Appearance: The Pine Cone and Tassel is a small cluster of male maine state flower, or staminate flowers, at the end of a branch. The cone is a long, narrow structure that contains the tree’s seeds. The flowers are often greenish-yellow in color and appear in early spring.
Significance: The Eastern White Pine has been a symbol of Maine’s natural resources and economic prosperity since the 1800s. The tree’s strong and lightweight wood was ideal for shipbuilding, and it played a significant role in Maine’s maritime industry. The white pine also has cultural significance for Maine’s indigenous people, the Wabanaki, who consider the tree to be a sacred symbol of wisdom, longevity, and peace.
Cultural References: The Pine Cone and Tassel has been featured in various works of art and literature throughout Maine’s history. It appears on the state quarter, as well as on the official state flag. The tree has been the subject of poems and songs, including Henry Wadsworth Longfellow’s “The Pine Tree Shillings” and “The Pine Tree’s Emblem.”

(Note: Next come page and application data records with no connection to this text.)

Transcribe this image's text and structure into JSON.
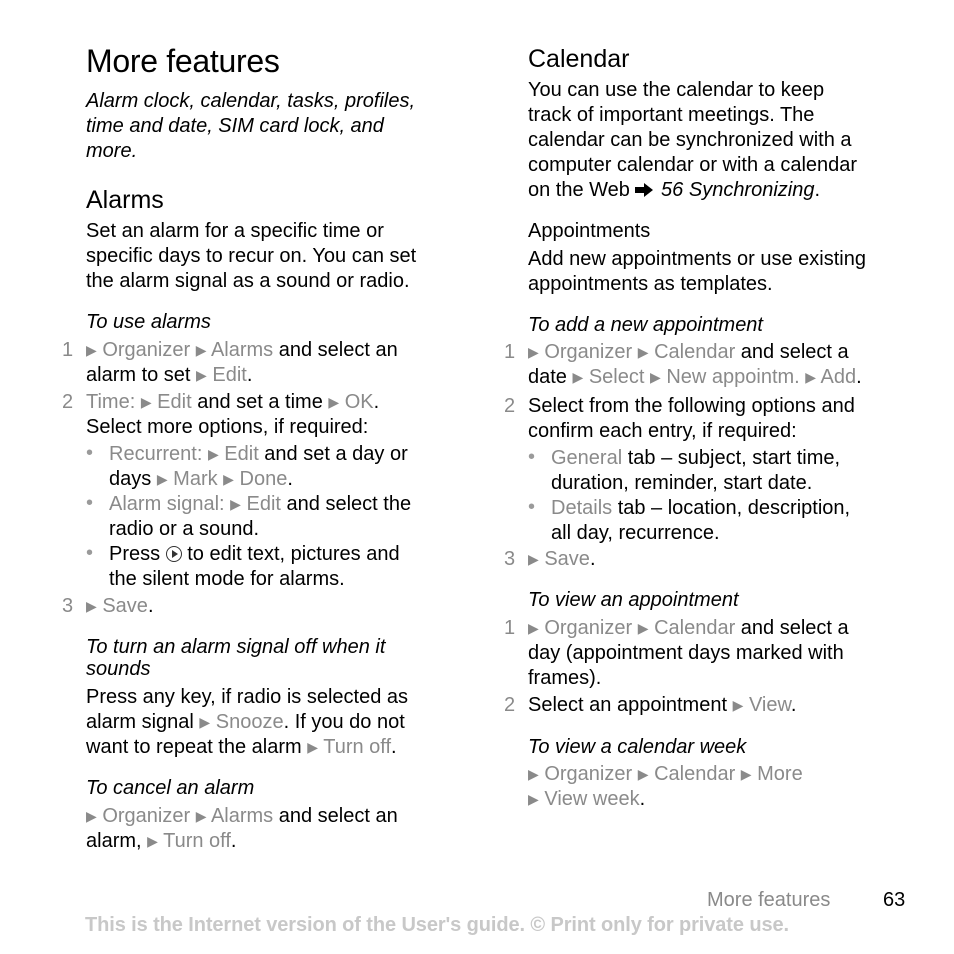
{
  "page": {
    "title": "More features",
    "intro": [
      "Alarm clock, calendar, tasks, profiles,",
      "time and date, SIM card lock, and",
      "more."
    ],
    "footer_section": "More features",
    "page_number": "63",
    "notice": "This is the Internet version of the User's guide. © Print only for private use."
  },
  "alarms": {
    "heading": "Alarms",
    "body": [
      "Set an alarm for a specific time or",
      "specific days to recur on. You can set",
      "the alarm signal as a sound or radio."
    ],
    "use": {
      "title": "To use alarms",
      "step1_num": "1",
      "step1_a": "Organizer",
      "step1_b": "Alarms",
      "step1_c": " and select an",
      "step1_d": "alarm to set ",
      "step1_e": "Edit",
      "step1_f": ".",
      "step2_num": "2",
      "step2_a": "Time:",
      "step2_b": "Edit",
      "step2_c": " and set a time ",
      "step2_d": "OK",
      "step2_e": ".",
      "step2_line2": "Select more options, if required:",
      "b1_a": "Recurrent:",
      "b1_b": "Edit",
      "b1_c": " and set a day or",
      "b1_d": "days ",
      "b1_e": "Mark",
      "b1_f": "Done",
      "b1_g": ".",
      "b2_a": "Alarm signal:",
      "b2_b": "Edit",
      "b2_c": " and select the",
      "b2_d": "radio or a sound.",
      "b3_a": "Press ",
      "b3_b": " to edit text, pictures and",
      "b3_c": "the silent mode for alarms.",
      "step3_num": "3",
      "step3_a": "Save",
      "step3_b": "."
    },
    "off": {
      "title": [
        "To turn an alarm signal off when it",
        "sounds"
      ],
      "l1": "Press any key, if radio is selected as",
      "l2_a": "alarm signal ",
      "l2_b": "Snooze",
      "l2_c": ". If you do not",
      "l3_a": "want to repeat the alarm ",
      "l3_b": "Turn off",
      "l3_c": "."
    },
    "cancel": {
      "title": "To cancel an alarm",
      "l1_a": "Organizer",
      "l1_b": "Alarms",
      "l1_c": " and select an",
      "l2_a": "alarm, ",
      "l2_b": "Turn off",
      "l2_c": "."
    }
  },
  "calendar": {
    "heading": "Calendar",
    "body": [
      "You can use the calendar to keep",
      "track of important meetings. The",
      "calendar can be synchronized with a",
      "computer calendar or with a calendar"
    ],
    "body_last_a": "on the Web ",
    "body_last_ref": "56 Synchronizing",
    "body_last_b": ".",
    "appointments": {
      "heading": "Appointments",
      "body": [
        "Add new appointments or use existing",
        "appointments as templates."
      ]
    },
    "add": {
      "title": "To add a new appointment",
      "step1_num": "1",
      "s1_a": "Organizer",
      "s1_b": "Calendar",
      "s1_c": " and select a",
      "s1_d": "date ",
      "s1_e": "Select",
      "s1_f": "New appointm.",
      "s1_g": "Add",
      "s1_h": ".",
      "step2_num": "2",
      "s2_l1": "Select from the following options and",
      "s2_l2": "confirm each entry, if required:",
      "b1_a": "General",
      "b1_b": " tab – subject, start time,",
      "b1_c": "duration, reminder, start date.",
      "b2_a": "Details",
      "b2_b": " tab – location, description,",
      "b2_c": "all day, recurrence.",
      "step3_num": "3",
      "s3_a": "Save",
      "s3_b": "."
    },
    "view": {
      "title": "To view an appointment",
      "step1_num": "1",
      "s1_a": "Organizer",
      "s1_b": "Calendar",
      "s1_c": " and select a",
      "s1_l2": "day (appointment days marked with",
      "s1_l3": "frames).",
      "step2_num": "2",
      "s2_a": "Select an appointment ",
      "s2_b": "View",
      "s2_c": "."
    },
    "week": {
      "title": "To view a calendar week",
      "a": "Organizer",
      "b": "Calendar",
      "c": "More",
      "d": "View week",
      "e": "."
    }
  }
}
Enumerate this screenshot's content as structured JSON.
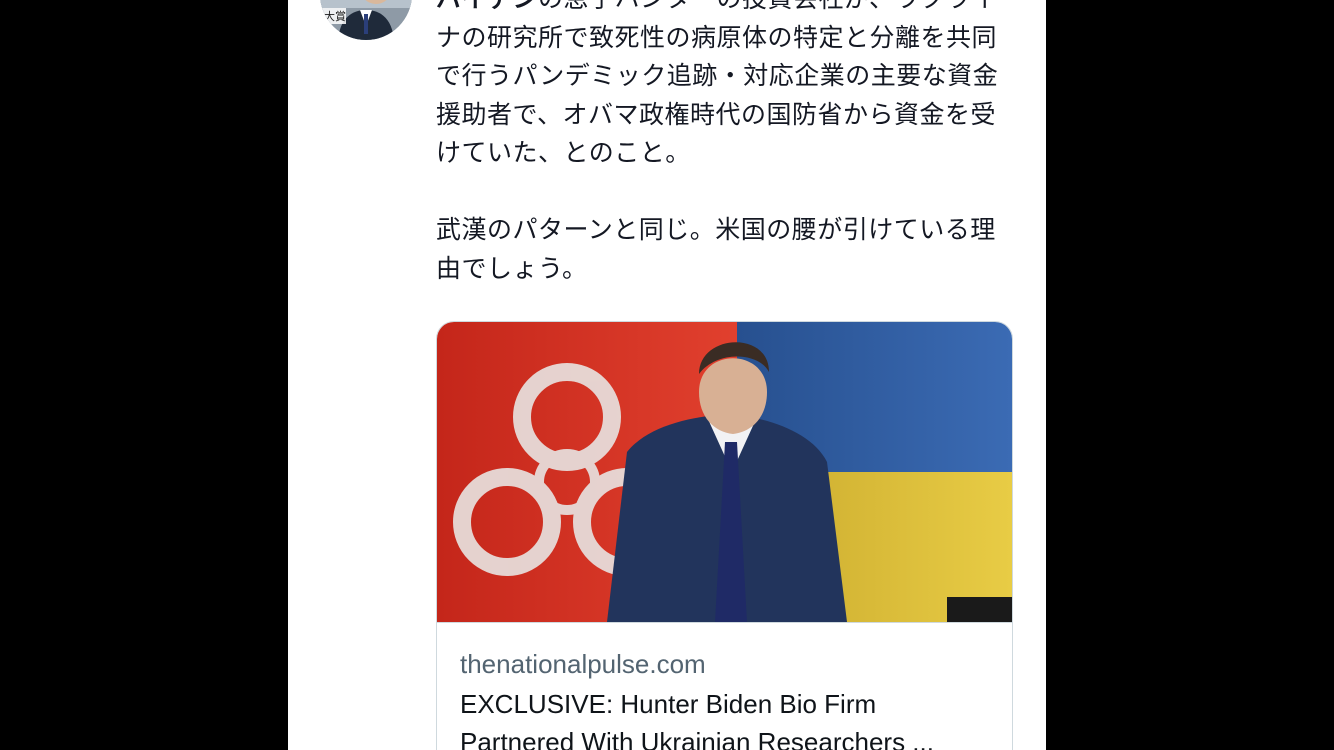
{
  "tweet": {
    "author_name": "バイデン",
    "body_line1": "の息子ハンターの投資会社が、ウクライナの研究所で致死性の病原体の特定と分離を共同で行うパンデミック追跡・対応企業の主要な資金援助者で、オバマ政権時代の国防省から資金を受けていた、とのこと。",
    "body_line2": "武漢のパターンと同じ。米国の腰が引けている理由でしょう。"
  },
  "avatar": {
    "badge_text": "大賞"
  },
  "link_card": {
    "domain": "thenationalpulse.com",
    "title": "EXCLUSIVE: Hunter Biden Bio Firm Partnered With Ukrainian Researchers ..."
  },
  "colors": {
    "text": "#141823",
    "secondary": "#536471",
    "border": "#cfd9de",
    "flag_blue": "#2f5fa8",
    "flag_yellow": "#e3c43a",
    "biohazard_red": "#d42a1c"
  }
}
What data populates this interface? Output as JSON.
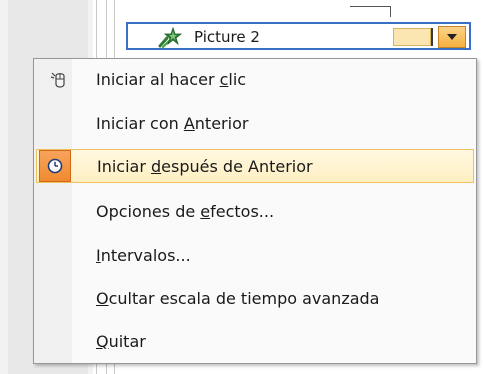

Practical Uses: In addition to its symbolic and cultural significance, the Pine Cone and Tassel also has practical uses. The white pine’s needles and cones have medicinal properties and can be used to make tea, syrup, and other natural remedies. The white pine is also a popular choice for landscaping and is often used in parks and gardens.
Conservation: The Eastern White Pine is a valuable natural resource, and efforts have been made to conserve and protect the tree’s population in Maine. The white pine is susceptible to a variety of pests and diseases, and forest management practices have been implemented to help preserve the tree’s health and vitality.